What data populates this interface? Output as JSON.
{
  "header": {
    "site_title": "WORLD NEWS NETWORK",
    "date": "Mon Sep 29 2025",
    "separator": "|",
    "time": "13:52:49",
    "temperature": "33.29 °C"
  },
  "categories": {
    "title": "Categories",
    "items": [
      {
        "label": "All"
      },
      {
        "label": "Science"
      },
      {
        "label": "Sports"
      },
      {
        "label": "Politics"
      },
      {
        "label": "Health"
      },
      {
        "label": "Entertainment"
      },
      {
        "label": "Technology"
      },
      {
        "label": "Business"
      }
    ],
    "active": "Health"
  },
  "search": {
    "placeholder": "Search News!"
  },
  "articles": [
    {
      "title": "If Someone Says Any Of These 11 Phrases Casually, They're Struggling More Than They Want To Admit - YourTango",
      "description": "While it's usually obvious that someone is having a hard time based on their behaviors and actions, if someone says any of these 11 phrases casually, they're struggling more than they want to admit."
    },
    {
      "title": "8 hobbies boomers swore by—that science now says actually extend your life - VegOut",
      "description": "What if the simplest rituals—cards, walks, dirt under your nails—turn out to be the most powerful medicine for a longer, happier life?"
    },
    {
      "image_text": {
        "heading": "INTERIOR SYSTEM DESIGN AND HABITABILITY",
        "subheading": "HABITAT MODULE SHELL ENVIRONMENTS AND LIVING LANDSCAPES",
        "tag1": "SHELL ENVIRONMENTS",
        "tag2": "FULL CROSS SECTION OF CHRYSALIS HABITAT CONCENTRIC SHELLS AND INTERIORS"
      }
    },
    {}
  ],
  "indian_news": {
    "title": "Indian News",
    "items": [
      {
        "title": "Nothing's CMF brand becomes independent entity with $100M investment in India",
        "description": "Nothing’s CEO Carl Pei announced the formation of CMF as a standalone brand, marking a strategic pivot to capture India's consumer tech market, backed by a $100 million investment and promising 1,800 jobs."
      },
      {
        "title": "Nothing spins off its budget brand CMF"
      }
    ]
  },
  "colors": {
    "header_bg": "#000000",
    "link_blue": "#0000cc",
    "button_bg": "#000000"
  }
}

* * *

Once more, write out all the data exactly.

What data populates this interface? Output as JSON.
{
  "header": {
    "site_title": "WORLD NEWS NETWORK",
    "date": "Mon Sep 29 2025",
    "separator": "|",
    "time": "13:52:49",
    "temperature": "33.29 °C"
  },
  "categories": {
    "title": "Categories",
    "items": [
      {
        "label": "All"
      },
      {
        "label": "Science"
      },
      {
        "label": "Sports"
      },
      {
        "label": "Politics"
      },
      {
        "label": "Health"
      },
      {
        "label": "Entertainment"
      },
      {
        "label": "Technology"
      },
      {
        "label": "Business"
      }
    ],
    "active": "Health"
  },
  "search": {
    "placeholder": "Search News!"
  },
  "articles": [
    {
      "title": "If Someone Says Any Of These 11 Phrases Casually, They're Struggling More Than They Want To Admit - YourTango",
      "description": "While it's usually obvious that someone is having a hard time based on their behaviors and actions, if someone says any of these 11 phrases casually, they're struggling more than they want to admit."
    },
    {
      "title": "8 hobbies boomers swore by—that science now says actually extend your life - VegOut",
      "description": "What if the simplest rituals—cards, walks, dirt under your nails—turn out to be the most powerful medicine for a longer, happier life?"
    },
    {
      "image_text": {
        "heading": "INTERIOR SYSTEM DESIGN AND HABITABILITY",
        "subheading": "HABITAT MODULE SHELL ENVIRONMENTS AND LIVING LANDSCAPES",
        "tag1": "SHELL ENVIRONMENTS",
        "tag2": "FULL CROSS SECTION OF CHRYSALIS HABITAT CONCENTRIC SHELLS AND INTERIORS"
      }
    },
    {}
  ],
  "indian_news": {
    "title": "Indian News",
    "items": [
      {
        "title": "Nothing's CMF brand becomes independent entity with $100M investment in India",
        "description": "Nothing’s CEO Carl Pei announced the formation of CMF as a standalone brand, marking a strategic pivot to capture India's consumer tech market, backed by a $100 million investment and promising 1,800 jobs."
      },
      {
        "title": "Nothing spins off its budget brand CMF"
      }
    ]
  },
  "colors": {
    "header_bg": "#000000",
    "link_blue": "#0000cc",
    "button_bg": "#000000"
  }
}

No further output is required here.